NEW YORK (MainStreet) — With the economy bouncing back and optimism on the rise, many parents finally are starting to tuck away money for their children's ever-increasing future tuition bills.

That was the finding in the recently released "How America Saves for College" annual study by Sallie Mae, which showed after post-recession declines in the proportion of families saving for college, college savings seem finally to be on the rebound.

"The recession tested family finances but parents never wavered from their commitment to help their children pay for college," said Charlie Rocha, senior vice president at Sallie Mae. "Parents today have a renewed spirit of financial optimism giving them the motivation to increase their college savings fund and get back on track towards their goals."

Previous studies saw the proportion of families saving for college decline after the recession, from 62% in 2009 to 50% in 2013. This year, the number held steady at 51%, along with the fact the average amount saved for college has increased 29% to an average of $3,398. The total average savings also increased, from $11,781 last year, to $15,346.

"The increase in savings is impressive, but one has to set it in the context of the decreases during the economic downturn," said Mark Kantrowitz, senior vice president at Edvisors Network Inc., a family of educational resource sites. "It is, perhaps, a sign of a recovering economy.
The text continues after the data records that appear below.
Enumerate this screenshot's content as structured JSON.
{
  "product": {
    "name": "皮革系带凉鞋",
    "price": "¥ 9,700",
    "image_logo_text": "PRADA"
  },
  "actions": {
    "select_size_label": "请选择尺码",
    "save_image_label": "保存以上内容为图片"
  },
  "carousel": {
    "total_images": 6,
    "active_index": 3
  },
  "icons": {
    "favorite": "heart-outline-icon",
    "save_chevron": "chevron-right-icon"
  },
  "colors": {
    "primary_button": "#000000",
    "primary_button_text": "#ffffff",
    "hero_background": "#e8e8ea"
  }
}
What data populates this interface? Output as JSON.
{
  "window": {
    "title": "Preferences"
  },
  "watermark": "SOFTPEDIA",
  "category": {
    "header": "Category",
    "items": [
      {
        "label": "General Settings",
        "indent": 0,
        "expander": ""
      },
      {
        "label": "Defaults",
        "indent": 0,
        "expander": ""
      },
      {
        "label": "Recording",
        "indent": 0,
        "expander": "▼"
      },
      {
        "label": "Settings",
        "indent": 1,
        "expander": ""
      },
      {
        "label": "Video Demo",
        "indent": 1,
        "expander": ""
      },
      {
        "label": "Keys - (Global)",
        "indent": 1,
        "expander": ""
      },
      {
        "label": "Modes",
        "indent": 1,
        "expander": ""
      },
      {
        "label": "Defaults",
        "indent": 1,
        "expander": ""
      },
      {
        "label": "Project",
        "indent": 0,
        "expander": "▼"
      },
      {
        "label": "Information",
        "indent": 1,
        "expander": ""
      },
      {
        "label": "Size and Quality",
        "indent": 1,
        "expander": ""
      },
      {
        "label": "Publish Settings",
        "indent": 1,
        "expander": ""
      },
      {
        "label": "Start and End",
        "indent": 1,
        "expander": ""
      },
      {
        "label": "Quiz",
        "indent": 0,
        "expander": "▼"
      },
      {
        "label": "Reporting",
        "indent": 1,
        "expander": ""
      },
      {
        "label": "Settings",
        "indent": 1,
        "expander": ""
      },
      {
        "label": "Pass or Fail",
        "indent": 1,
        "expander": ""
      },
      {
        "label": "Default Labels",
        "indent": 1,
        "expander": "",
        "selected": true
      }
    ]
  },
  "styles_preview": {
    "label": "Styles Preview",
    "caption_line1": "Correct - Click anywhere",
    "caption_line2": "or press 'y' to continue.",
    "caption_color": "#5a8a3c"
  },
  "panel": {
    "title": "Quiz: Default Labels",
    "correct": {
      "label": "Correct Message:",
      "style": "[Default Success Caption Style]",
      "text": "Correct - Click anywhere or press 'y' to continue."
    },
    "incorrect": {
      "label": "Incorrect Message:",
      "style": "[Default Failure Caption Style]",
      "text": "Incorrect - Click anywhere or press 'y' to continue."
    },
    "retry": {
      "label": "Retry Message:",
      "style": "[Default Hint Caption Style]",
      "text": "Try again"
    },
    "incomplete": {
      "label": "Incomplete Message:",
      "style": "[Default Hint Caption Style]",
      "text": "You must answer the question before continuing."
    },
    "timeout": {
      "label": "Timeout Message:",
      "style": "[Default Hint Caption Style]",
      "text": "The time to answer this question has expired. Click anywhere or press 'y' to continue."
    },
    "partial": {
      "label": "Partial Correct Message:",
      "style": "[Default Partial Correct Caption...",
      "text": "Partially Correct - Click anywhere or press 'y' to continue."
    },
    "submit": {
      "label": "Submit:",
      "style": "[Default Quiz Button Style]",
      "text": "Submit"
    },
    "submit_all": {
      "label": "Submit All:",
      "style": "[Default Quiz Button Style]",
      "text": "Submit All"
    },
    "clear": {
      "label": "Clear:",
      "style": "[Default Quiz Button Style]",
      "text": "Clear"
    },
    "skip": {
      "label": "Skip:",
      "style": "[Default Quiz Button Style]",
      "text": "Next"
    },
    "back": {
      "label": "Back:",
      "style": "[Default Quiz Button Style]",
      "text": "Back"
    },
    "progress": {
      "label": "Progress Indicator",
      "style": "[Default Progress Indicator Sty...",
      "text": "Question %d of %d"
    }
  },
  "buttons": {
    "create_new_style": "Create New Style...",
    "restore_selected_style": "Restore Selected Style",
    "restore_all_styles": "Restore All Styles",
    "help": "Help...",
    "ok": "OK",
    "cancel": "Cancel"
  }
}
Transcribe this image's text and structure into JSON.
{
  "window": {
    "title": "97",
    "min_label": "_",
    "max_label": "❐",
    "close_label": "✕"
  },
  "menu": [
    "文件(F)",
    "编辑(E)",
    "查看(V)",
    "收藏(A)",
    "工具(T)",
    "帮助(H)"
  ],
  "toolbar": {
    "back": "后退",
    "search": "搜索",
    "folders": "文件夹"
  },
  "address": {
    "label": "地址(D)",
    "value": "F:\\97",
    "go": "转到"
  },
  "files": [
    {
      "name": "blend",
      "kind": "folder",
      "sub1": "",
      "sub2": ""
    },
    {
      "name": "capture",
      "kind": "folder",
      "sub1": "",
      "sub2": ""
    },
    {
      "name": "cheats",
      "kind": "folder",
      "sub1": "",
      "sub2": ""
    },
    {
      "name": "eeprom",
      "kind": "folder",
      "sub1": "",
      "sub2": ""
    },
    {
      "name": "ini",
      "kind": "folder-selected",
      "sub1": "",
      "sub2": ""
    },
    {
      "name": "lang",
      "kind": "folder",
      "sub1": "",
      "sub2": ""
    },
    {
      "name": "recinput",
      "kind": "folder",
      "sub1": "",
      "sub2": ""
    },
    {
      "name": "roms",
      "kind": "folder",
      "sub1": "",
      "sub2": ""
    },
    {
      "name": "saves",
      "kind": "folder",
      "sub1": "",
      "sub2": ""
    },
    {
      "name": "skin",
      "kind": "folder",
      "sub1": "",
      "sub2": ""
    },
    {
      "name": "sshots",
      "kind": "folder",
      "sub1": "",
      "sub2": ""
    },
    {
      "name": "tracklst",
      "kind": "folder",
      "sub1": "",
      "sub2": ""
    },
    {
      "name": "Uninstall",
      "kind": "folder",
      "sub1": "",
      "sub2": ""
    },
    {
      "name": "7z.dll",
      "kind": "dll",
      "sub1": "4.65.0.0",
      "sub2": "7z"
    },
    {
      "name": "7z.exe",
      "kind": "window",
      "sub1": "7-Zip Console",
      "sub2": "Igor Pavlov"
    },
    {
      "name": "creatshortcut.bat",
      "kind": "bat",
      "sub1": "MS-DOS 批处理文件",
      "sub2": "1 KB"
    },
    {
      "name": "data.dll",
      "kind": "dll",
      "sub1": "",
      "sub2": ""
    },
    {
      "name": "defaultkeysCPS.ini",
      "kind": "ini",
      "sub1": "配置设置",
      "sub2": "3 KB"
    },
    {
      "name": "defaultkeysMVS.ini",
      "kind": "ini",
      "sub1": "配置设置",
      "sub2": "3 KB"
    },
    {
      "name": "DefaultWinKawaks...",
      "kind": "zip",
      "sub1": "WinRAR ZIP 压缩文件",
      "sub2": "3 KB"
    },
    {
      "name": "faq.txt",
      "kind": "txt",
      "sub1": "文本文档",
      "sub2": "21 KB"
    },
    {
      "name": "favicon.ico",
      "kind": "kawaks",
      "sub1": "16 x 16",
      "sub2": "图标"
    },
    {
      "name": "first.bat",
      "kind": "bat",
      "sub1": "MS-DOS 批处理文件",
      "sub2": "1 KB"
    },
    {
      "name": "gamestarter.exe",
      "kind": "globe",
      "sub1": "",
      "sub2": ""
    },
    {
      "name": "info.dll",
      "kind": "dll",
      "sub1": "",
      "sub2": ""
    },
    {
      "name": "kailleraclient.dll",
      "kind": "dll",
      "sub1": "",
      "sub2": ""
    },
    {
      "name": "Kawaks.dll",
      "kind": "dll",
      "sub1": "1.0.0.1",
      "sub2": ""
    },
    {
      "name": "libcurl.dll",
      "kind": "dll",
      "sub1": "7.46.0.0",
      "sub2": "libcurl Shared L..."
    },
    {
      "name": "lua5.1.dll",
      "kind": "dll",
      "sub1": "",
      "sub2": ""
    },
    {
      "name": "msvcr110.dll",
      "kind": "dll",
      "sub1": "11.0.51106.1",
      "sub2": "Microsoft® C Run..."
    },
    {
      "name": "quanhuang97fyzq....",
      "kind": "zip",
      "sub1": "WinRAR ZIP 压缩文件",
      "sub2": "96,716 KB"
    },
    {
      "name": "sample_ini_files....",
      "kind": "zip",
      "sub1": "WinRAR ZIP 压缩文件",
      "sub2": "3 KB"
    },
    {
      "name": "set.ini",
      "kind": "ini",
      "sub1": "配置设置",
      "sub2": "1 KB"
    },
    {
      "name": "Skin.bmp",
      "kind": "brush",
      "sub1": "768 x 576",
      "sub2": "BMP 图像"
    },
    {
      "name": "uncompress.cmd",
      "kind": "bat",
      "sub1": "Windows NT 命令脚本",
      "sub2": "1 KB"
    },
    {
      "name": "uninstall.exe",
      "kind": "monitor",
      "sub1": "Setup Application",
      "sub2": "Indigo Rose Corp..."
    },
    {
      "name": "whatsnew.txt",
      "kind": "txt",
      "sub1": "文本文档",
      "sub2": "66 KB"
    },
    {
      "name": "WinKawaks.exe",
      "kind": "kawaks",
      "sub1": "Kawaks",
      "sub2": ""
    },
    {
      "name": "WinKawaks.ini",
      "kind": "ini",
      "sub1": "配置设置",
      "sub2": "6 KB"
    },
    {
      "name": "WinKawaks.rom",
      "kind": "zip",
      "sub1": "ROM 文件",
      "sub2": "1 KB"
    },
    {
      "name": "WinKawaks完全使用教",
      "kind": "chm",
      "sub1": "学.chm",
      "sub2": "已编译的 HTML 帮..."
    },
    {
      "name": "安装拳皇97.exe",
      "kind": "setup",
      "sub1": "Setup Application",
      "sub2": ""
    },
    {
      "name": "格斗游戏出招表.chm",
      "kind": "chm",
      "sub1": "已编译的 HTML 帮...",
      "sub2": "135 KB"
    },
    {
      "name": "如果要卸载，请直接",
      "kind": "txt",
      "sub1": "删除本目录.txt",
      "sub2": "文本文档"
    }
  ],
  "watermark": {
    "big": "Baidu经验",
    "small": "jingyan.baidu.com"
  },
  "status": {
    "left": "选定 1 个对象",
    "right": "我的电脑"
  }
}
If one wants to save a third of future college coats — a reasonable goal — parents of newborns born this year will need to save $250 a month from birth for an in-state public college, $400 a month for an out-of-state public college and $500 a month for a private non-profit college."

One of the reasons for the uptick in savings may be the value parents are starting to see in higher education. Nearly 90% of parents said they value education as an investment in their children's future and 80% are willing to stretch themselves financially to save for college.